Both intensely disliked the Vienna-born von Sternberg (Marlene Dietrich’s svengali.) During “Macao’s” less-than-smooth shooting, the director would turn to Mitchum and say: “Now we have to bolster this beautiful girl with no talent.” This infuriated Mitchum, who would cut von Sternberg short — in more ways than one. (Von Sternberg was eventually taken off the picture to be replaced by a young Nicholas Ray.)
Getting back to our headline question, we felt compelled to search for the real Jane as expressed in her 1985 autobiography, “Jane Russell My Paths & My Detours.”
— Did Russell sleep with Howard Hughes, the studio mogul who made her an international sex symbol in her first movie, “The Outlaw”?
Jane says, absolutely not. She found him likable, kooky and timid. “I often hollered at Howard, and I think in a funny kind of way I scared him.” Hughes would later confide to friends, “that woman terrified me.” Hughes did make one serious pass, according to Jane, but got nowhere. Hughes did volunteer during the making of “The Outlaw” to design a special-fitted bra for Russell, but she didn’t wear it. “I found it uncomfortable and ridiculous.” The powerful agent Lew Wasserman, who represented Jane at one point, asked her: “Look, are you sleeping with this guy or what?” A stunned Jane responded, “No, Lew, my God! He’s my friend.”
There were rumors that Hughes lent, or gave Jane money when she found herself in financial straits late in her career. This isn’t true, but the eccentric mogul did provide financially for her after he sold the RKO studio and after completion of 1955’s “Underwater,” which Jane bluntly described as a “turkey.” Hughes offered what she described as a “unique” contract reserving his right to loan Jane out to any other studio (she was under contract to him at the time) for six pictures over a five-year period with her payments spread over 20 years. She could also make pictures on her own. Jane was guaranteed $1 million dollars, a pretty big payday 56 years ago. Agent Wasserman “helped Jimmy Stewart and many stars set up the same format, but mine was the first of its kind,” boasted Jane.
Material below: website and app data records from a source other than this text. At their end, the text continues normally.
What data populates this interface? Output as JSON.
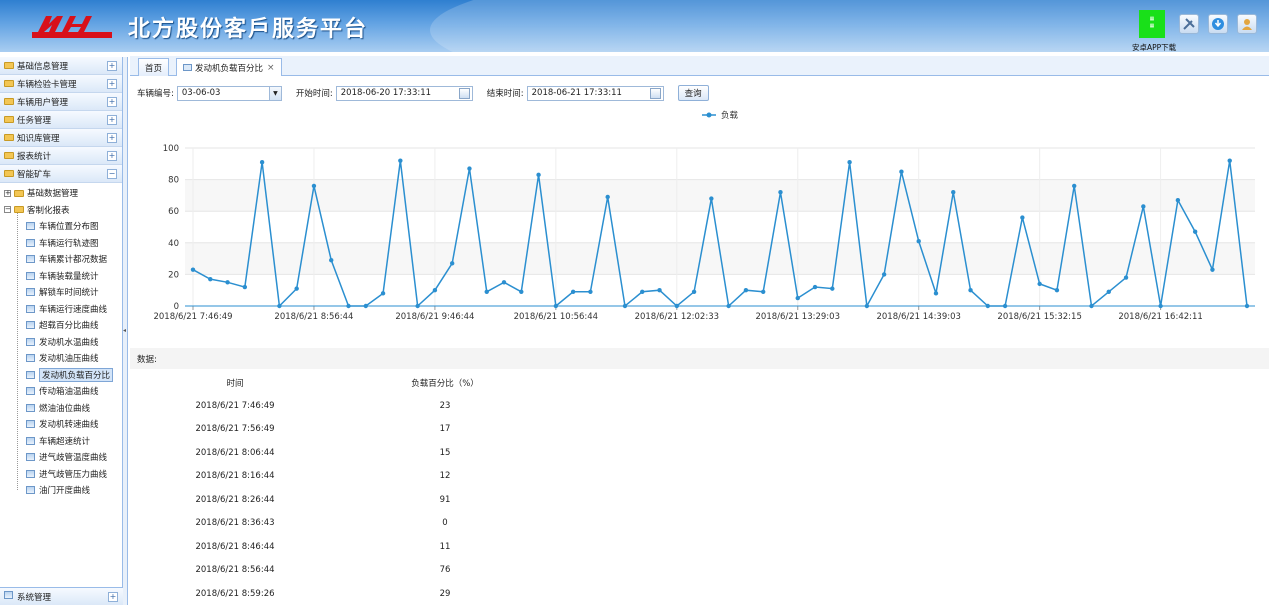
{
  "header": {
    "title": "北方股份客戶服务平台",
    "qr_text": "",
    "app_download": "安卓APP下载"
  },
  "sidebar": {
    "menus": [
      {
        "label": "基础信息管理",
        "state": "+"
      },
      {
        "label": "车辆检验卡管理",
        "state": "+"
      },
      {
        "label": "车辆用户管理",
        "state": "+"
      },
      {
        "label": "任务管理",
        "state": "+"
      },
      {
        "label": "知识库管理",
        "state": "+"
      },
      {
        "label": "报表统计",
        "state": "+"
      },
      {
        "label": "智能矿车",
        "state": "−"
      }
    ],
    "tree": {
      "node1": "基础数据管理",
      "node2": "客制化报表",
      "leaves": [
        "车辆位置分布图",
        "车辆运行轨迹图",
        "车辆累计都况数据",
        "车辆装载量统计",
        "解锁车时间统计",
        "车辆运行速度曲线",
        "超载百分比曲线",
        "发动机水温曲线",
        "发动机油压曲线",
        "发动机负载百分比",
        "传动箱油温曲线",
        "燃油油位曲线",
        "发动机转速曲线",
        "车辆超速统计",
        "进气歧管温度曲线",
        "进气歧管压力曲线",
        "油门开度曲线"
      ],
      "selected_index": 9
    },
    "footer": "系统管理",
    "footer_state": "+"
  },
  "tabs": [
    {
      "label": "首页"
    },
    {
      "label": "发动机负载百分比",
      "close": "×"
    }
  ],
  "filters": {
    "vehicle_label": "车辆编号:",
    "vehicle_value": "03-06-03",
    "start_label": "开始时间:",
    "start_value": "2018-06-20 17:33:11",
    "end_label": "结束时间:",
    "end_value": "2018-06-21 17:33:11",
    "query_button": "查询"
  },
  "chart_data": {
    "type": "line",
    "title": "",
    "xlabel": "",
    "ylabel": "",
    "ylim": [
      0,
      100
    ],
    "yticks": [
      0,
      20,
      40,
      60,
      80,
      100
    ],
    "grid": true,
    "legend_position": "top-center",
    "series": [
      {
        "name": "负载",
        "color": "#2b8fd0",
        "values": [
          23,
          17,
          15,
          12,
          91,
          0,
          11,
          76,
          29,
          0,
          0,
          8,
          92,
          0,
          10,
          27,
          87,
          9,
          15,
          9,
          83,
          0,
          9,
          9,
          69,
          0,
          9,
          10,
          0,
          9,
          68,
          0,
          10,
          9,
          72,
          5,
          12,
          11,
          91,
          0,
          20,
          85,
          41,
          8,
          72,
          10,
          0,
          0,
          56,
          14,
          10,
          76,
          0,
          9,
          18,
          63,
          0,
          67,
          47,
          23,
          92,
          0
        ]
      }
    ],
    "x_tick_labels": [
      "2018/6/21 7:46:49",
      "2018/6/21 8:56:44",
      "2018/6/21 9:46:44",
      "2018/6/21 10:56:44",
      "2018/6/21 12:02:33",
      "2018/6/21 13:29:03",
      "2018/6/21 14:39:03",
      "2018/6/21 15:32:15",
      "2018/6/21 16:42:11"
    ],
    "x_tick_indices": [
      0,
      7,
      14,
      21,
      28,
      35,
      42,
      49,
      56
    ]
  },
  "data_section": {
    "title": "数据:",
    "col_time": "时间",
    "col_load": "负载百分比（%）",
    "rows": [
      {
        "time": "2018/6/21 7:46:49",
        "value": "23"
      },
      {
        "time": "2018/6/21 7:56:49",
        "value": "17"
      },
      {
        "time": "2018/6/21 8:06:44",
        "value": "15"
      },
      {
        "time": "2018/6/21 8:16:44",
        "value": "12"
      },
      {
        "time": "2018/6/21 8:26:44",
        "value": "91"
      },
      {
        "time": "2018/6/21 8:36:43",
        "value": "0"
      },
      {
        "time": "2018/6/21 8:46:44",
        "value": "11"
      },
      {
        "time": "2018/6/21 8:56:44",
        "value": "76"
      },
      {
        "time": "2018/6/21 8:59:26",
        "value": "29"
      }
    ]
  }
}
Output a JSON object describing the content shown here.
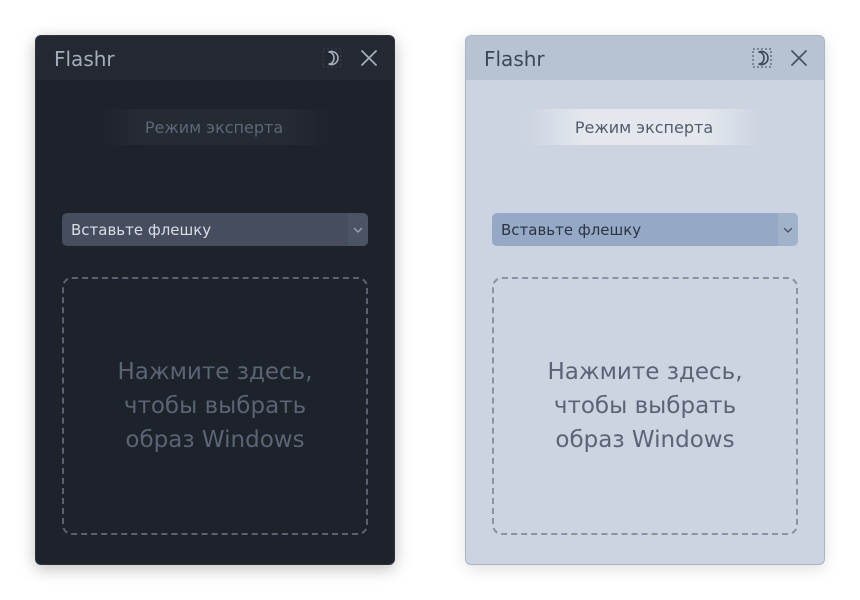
{
  "windows": [
    {
      "theme": "dark",
      "title": "Flashr",
      "expert_mode_label": "Режим эксперта",
      "drive_select": {
        "selected": "Вставьте флешку"
      },
      "dropzone_text": "Нажмите здесь,\nчтобы выбрать\nобраз Windows",
      "icons": {
        "theme_toggle": "moon-icon",
        "close": "close-icon",
        "dropdown": "chevron-down-icon"
      },
      "colors": {
        "background": "#1e222b",
        "titlebar": "#242831",
        "select": "#454d5e"
      }
    },
    {
      "theme": "light",
      "title": "Flashr",
      "expert_mode_label": "Режим эксперта",
      "drive_select": {
        "selected": "Вставьте флешку"
      },
      "dropzone_text": "Нажмите здесь,\nчтобы выбрать\nобраз Windows",
      "icons": {
        "theme_toggle": "moon-icon",
        "close": "close-icon",
        "dropdown": "chevron-down-icon"
      },
      "colors": {
        "background": "#ccd4e1",
        "titlebar": "#b8c3d2",
        "select": "#95a8c6"
      }
    }
  ]
}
One of Russell’s best remembered films is”Gentlemen Prefer Blondes.” The box office receipts and the critical reviews were “great,” recalled Jane. The picture was a highlight of her 27-year-career.